Myra would quickly start wishing everyone Merry Kiss-me-arse, a tendency that earned her a wrinkle-lipped look from Lizzie, Jimmy would slur into eventual silence, and Edna would – her tongue loosened by a few Bristol Cream slugs – start retailing stories about my maternal grandmother. The lady in question, Melinda Mountain, was a pianist and libertine Suffragette whose unlikely and untimely death had brought disgrace upon the family….but for me, the snippets of her life learned each Christmas afternoon evoked an endless fascination.
Long before personalities clashed with alcohol, my parents would plead their desire to get us to bed after a long day, and head back to Prestwich.
On Boxing Day, Dad’s family – his sister Molly, Grandma and Granddad – would be picked up by Dad and brought to us for a cold collation high tea of Turkey, Tomatoes, lettuce and Heinz salad cream. The three guests were offered a small whisky each to start, and a cup of tea afterwards. The conversation rarely got beyond stilted.
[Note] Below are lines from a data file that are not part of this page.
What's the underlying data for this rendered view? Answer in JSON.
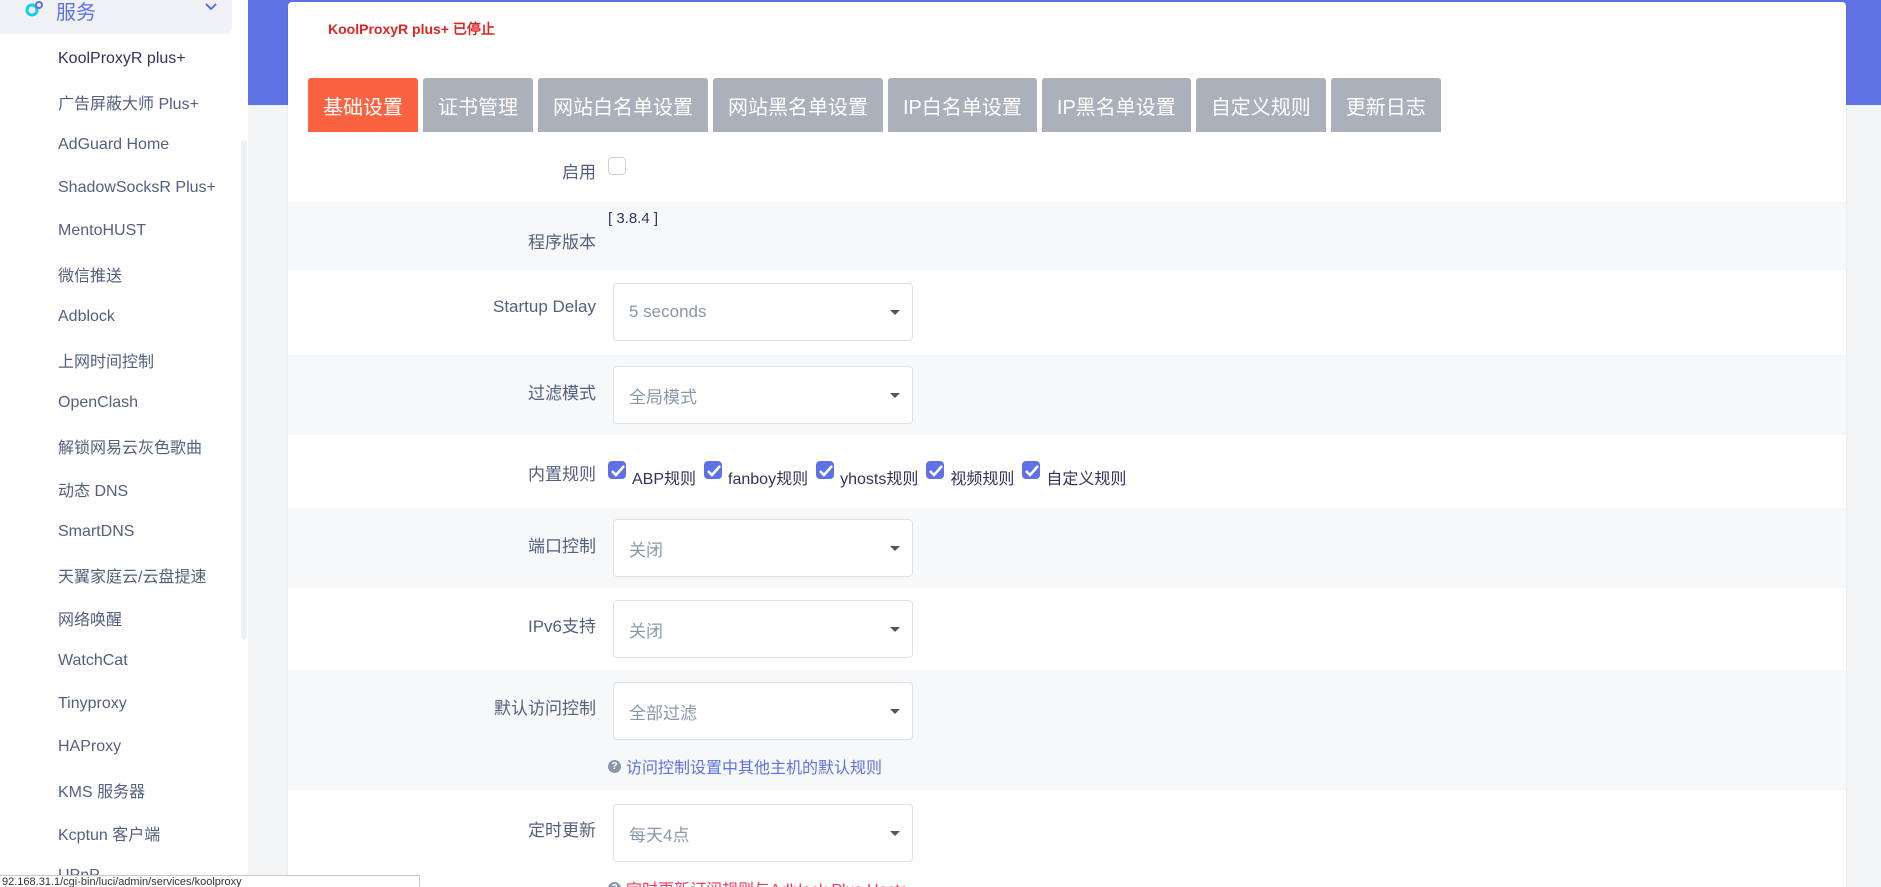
{
  "sidebar": {
    "section_label": "服务",
    "items": [
      "KoolProxyR plus+",
      "广告屏蔽大师 Plus+",
      "AdGuard Home",
      "ShadowSocksR Plus+",
      "MentoHUST",
      "微信推送",
      "Adblock",
      "上网时间控制",
      "OpenClash",
      "解锁网易云灰色歌曲",
      "动态 DNS",
      "SmartDNS",
      "天翼家庭云/云盘提速",
      "网络唤醒",
      "WatchCat",
      "Tinyproxy",
      "HAProxy",
      "KMS 服务器",
      "Kcptun 客户端",
      "UPnP"
    ]
  },
  "statusbar": {
    "text": "92.168.31.1/cgi-bin/luci/admin/services/koolproxy"
  },
  "card": {
    "title": "KoolProxyR plus+ 已停止"
  },
  "tabs": [
    "基础设置",
    "证书管理",
    "网站白名单设置",
    "网站黑名单设置",
    "IP白名单设置",
    "IP黑名单设置",
    "自定义规则",
    "更新日志"
  ],
  "form": {
    "enable_label": "启用",
    "version_label": "程序版本",
    "version_value": "[ 3.8.4 ]",
    "startup_label": "Startup Delay",
    "startup_value": "5 seconds",
    "filter_label": "过滤模式",
    "filter_value": "全局模式",
    "builtin_label": "内置规则",
    "builtin_rules": [
      "ABP规则",
      "fanboy规则",
      "yhosts规则",
      "视频规则",
      "自定义规则"
    ],
    "port_label": "端口控制",
    "port_value": "关闭",
    "ipv6_label": "IPv6支持",
    "ipv6_value": "关闭",
    "access_label": "默认访问控制",
    "access_value": "全部过滤",
    "access_help": "访问控制设置中其他主机的默认规则",
    "update_label": "定时更新",
    "update_value": "每天4点",
    "update_help": "定时更新订阅规则与Adblock Plus Hosts"
  },
  "colors": {
    "accent": "#5e72e4",
    "active_tab": "#fb6340",
    "inactive_tab": "#aab1ba",
    "status_stopped": "#dc2626",
    "help_red": "#f5365c"
  }
}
Fine, so the 1950s were a long time ago. But although the event back then sounds like it never really got going, that isn’t my memory of those years. I can only remember Beano, Dandy and Eagle Annuals, staying up with the adults, unreliable Christmas tree lights, and candlewick bedspreads littered with presents that would seem meagre today….but back then held inestimable secrets involving ball games like Jokari, footie kits, Davy Crockett hats and chemistry sets.
It wasn’t overdone, it was short – if Christmas Day was a Monday, Dad would be back at work on Wednesday – and Keeping Up With the Joneses had yet to be invented. The order of “looking forward to” in the year remained 1. Christmas 2. The Cup Final 3. Bonfire Night and 4. Easter Eggs.
There was no need to hype any of it. It was more than enough, and it rarely disappointed. “Less is more” says the contemporary cliché. But being a cliché does not stop it being more or less correct.